Dataset rows describing interfaces
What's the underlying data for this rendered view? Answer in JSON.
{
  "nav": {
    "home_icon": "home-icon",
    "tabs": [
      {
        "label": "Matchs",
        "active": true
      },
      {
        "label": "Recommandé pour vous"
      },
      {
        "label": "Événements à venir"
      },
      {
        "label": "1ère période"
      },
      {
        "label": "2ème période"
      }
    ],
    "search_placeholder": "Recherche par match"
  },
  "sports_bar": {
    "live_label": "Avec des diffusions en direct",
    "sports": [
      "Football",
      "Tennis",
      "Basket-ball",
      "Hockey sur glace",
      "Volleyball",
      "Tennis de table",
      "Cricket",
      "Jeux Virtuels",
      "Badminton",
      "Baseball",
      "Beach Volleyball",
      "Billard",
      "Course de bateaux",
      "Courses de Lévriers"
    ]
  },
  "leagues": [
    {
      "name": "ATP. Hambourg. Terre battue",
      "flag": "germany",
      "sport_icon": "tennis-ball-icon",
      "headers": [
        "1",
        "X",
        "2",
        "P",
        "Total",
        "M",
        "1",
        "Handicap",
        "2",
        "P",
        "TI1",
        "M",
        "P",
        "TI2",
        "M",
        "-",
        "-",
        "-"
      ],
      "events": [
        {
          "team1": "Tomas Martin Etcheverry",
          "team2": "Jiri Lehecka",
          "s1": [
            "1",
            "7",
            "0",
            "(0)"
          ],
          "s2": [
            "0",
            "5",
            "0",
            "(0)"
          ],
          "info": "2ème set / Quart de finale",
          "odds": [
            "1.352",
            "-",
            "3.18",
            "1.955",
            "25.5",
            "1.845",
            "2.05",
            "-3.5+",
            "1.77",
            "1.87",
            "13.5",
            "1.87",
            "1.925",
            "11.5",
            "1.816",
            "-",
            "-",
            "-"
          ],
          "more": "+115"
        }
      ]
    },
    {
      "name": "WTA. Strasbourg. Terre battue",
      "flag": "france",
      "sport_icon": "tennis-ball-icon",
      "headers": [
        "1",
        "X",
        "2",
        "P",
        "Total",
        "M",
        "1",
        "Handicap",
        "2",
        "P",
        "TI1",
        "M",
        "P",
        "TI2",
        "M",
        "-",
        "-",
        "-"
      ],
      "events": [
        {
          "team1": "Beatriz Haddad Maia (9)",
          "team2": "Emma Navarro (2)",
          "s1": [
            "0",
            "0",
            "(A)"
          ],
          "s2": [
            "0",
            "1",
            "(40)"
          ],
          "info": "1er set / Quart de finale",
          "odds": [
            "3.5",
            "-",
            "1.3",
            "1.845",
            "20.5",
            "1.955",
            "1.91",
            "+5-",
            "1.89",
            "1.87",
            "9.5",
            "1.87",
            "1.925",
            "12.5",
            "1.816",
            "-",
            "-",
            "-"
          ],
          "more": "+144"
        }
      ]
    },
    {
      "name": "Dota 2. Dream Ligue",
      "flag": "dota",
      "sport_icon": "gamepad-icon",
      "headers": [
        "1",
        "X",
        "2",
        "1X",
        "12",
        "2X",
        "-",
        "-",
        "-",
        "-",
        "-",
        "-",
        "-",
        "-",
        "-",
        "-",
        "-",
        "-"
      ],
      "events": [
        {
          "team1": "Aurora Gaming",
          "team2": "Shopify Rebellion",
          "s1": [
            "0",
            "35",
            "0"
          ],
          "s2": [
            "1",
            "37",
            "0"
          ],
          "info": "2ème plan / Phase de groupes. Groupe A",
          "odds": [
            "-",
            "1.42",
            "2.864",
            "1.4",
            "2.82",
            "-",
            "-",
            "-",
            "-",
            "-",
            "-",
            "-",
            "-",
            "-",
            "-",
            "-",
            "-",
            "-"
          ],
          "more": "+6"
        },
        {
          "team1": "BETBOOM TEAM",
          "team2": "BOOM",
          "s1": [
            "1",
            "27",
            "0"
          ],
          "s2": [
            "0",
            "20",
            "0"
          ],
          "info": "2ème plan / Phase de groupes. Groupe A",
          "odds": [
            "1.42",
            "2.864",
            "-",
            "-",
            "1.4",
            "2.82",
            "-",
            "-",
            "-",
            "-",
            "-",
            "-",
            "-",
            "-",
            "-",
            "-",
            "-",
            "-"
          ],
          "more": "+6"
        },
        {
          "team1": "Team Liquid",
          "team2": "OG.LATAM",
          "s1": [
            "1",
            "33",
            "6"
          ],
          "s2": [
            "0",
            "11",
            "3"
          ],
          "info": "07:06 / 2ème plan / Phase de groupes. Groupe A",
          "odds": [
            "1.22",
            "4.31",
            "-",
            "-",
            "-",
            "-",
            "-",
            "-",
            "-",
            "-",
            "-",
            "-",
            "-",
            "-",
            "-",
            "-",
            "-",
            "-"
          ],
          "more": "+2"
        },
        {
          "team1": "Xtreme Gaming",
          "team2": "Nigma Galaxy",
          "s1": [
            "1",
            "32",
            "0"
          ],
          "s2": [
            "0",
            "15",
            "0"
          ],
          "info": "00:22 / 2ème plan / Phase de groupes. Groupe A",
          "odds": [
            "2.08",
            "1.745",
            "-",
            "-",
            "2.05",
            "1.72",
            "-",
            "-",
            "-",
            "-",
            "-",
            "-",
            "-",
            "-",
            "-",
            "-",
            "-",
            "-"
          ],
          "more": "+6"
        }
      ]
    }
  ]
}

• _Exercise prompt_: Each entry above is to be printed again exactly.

• _Your solution_:
What's the underlying data for this rendered view? Answer in JSON.
{
  "nav": {
    "home_icon": "home-icon",
    "tabs": [
      {
        "label": "Matchs",
        "active": true
      },
      {
        "label": "Recommandé pour vous"
      },
      {
        "label": "Événements à venir"
      },
      {
        "label": "1ère période"
      },
      {
        "label": "2ème période"
      }
    ],
    "search_placeholder": "Recherche par match"
  },
  "sports_bar": {
    "live_label": "Avec des diffusions en direct",
    "sports": [
      "Football",
      "Tennis",
      "Basket-ball",
      "Hockey sur glace",
      "Volleyball",
      "Tennis de table",
      "Cricket",
      "Jeux Virtuels",
      "Badminton",
      "Baseball",
      "Beach Volleyball",
      "Billard",
      "Course de bateaux",
      "Courses de Lévriers"
    ]
  },
  "leagues": [
    {
      "name": "ATP. Hambourg. Terre battue",
      "flag": "germany",
      "sport_icon": "tennis-ball-icon",
      "headers": [
        "1",
        "X",
        "2",
        "P",
        "Total",
        "M",
        "1",
        "Handicap",
        "2",
        "P",
        "TI1",
        "M",
        "P",
        "TI2",
        "M",
        "-",
        "-",
        "-"
      ],
      "events": [
        {
          "team1": "Tomas Martin Etcheverry",
          "team2": "Jiri Lehecka",
          "s1": [
            "1",
            "7",
            "0",
            "(0)"
          ],
          "s2": [
            "0",
            "5",
            "0",
            "(0)"
          ],
          "info": "2ème set / Quart de finale",
          "odds": [
            "1.352",
            "-",
            "3.18",
            "1.955",
            "25.5",
            "1.845",
            "2.05",
            "-3.5+",
            "1.77",
            "1.87",
            "13.5",
            "1.87",
            "1.925",
            "11.5",
            "1.816",
            "-",
            "-",
            "-"
          ],
          "more": "+115"
        }
      ]
    },
    {
      "name": "WTA. Strasbourg. Terre battue",
      "flag": "france",
      "sport_icon": "tennis-ball-icon",
      "headers": [
        "1",
        "X",
        "2",
        "P",
        "Total",
        "M",
        "1",
        "Handicap",
        "2",
        "P",
        "TI1",
        "M",
        "P",
        "TI2",
        "M",
        "-",
        "-",
        "-"
      ],
      "events": [
        {
          "team1": "Beatriz Haddad Maia (9)",
          "team2": "Emma Navarro (2)",
          "s1": [
            "0",
            "0",
            "(A)"
          ],
          "s2": [
            "0",
            "1",
            "(40)"
          ],
          "info": "1er set / Quart de finale",
          "odds": [
            "3.5",
            "-",
            "1.3",
            "1.845",
            "20.5",
            "1.955",
            "1.91",
            "+5-",
            "1.89",
            "1.87",
            "9.5",
            "1.87",
            "1.925",
            "12.5",
            "1.816",
            "-",
            "-",
            "-"
          ],
          "more": "+144"
        }
      ]
    },
    {
      "name": "Dota 2. Dream Ligue",
      "flag": "dota",
      "sport_icon": "gamepad-icon",
      "headers": [
        "1",
        "X",
        "2",
        "1X",
        "12",
        "2X",
        "-",
        "-",
        "-",
        "-",
        "-",
        "-",
        "-",
        "-",
        "-",
        "-",
        "-",
        "-"
      ],
      "events": [
        {
          "team1": "Aurora Gaming",
          "team2": "Shopify Rebellion",
          "s1": [
            "0",
            "35",
            "0"
          ],
          "s2": [
            "1",
            "37",
            "0"
          ],
          "info": "2ème plan / Phase de groupes. Groupe A",
          "odds": [
            "-",
            "1.42",
            "2.864",
            "1.4",
            "2.82",
            "-",
            "-",
            "-",
            "-",
            "-",
            "-",
            "-",
            "-",
            "-",
            "-",
            "-",
            "-",
            "-"
          ],
          "more": "+6"
        },
        {
          "team1": "BETBOOM TEAM",
          "team2": "BOOM",
          "s1": [
            "1",
            "27",
            "0"
          ],
          "s2": [
            "0",
            "20",
            "0"
          ],
          "info": "2ème plan / Phase de groupes. Groupe A",
          "odds": [
            "1.42",
            "2.864",
            "-",
            "-",
            "1.4",
            "2.82",
            "-",
            "-",
            "-",
            "-",
            "-",
            "-",
            "-",
            "-",
            "-",
            "-",
            "-",
            "-"
          ],
          "more": "+6"
        },
        {
          "team1": "Team Liquid",
          "team2": "OG.LATAM",
          "s1": [
            "1",
            "33",
            "6"
          ],
          "s2": [
            "0",
            "11",
            "3"
          ],
          "info": "07:06 / 2ème plan / Phase de groupes. Groupe A",
          "odds": [
            "1.22",
            "4.31",
            "-",
            "-",
            "-",
            "-",
            "-",
            "-",
            "-",
            "-",
            "-",
            "-",
            "-",
            "-",
            "-",
            "-",
            "-",
            "-"
          ],
          "more": "+2"
        },
        {
          "team1": "Xtreme Gaming",
          "team2": "Nigma Galaxy",
          "s1": [
            "1",
            "32",
            "0"
          ],
          "s2": [
            "0",
            "15",
            "0"
          ],
          "info": "00:22 / 2ème plan / Phase de groupes. Groupe A",
          "odds": [
            "2.08",
            "1.745",
            "-",
            "-",
            "2.05",
            "1.72",
            "-",
            "-",
            "-",
            "-",
            "-",
            "-",
            "-",
            "-",
            "-",
            "-",
            "-",
            "-"
          ],
          "more": "+6"
        }
      ]
    }
  ]
}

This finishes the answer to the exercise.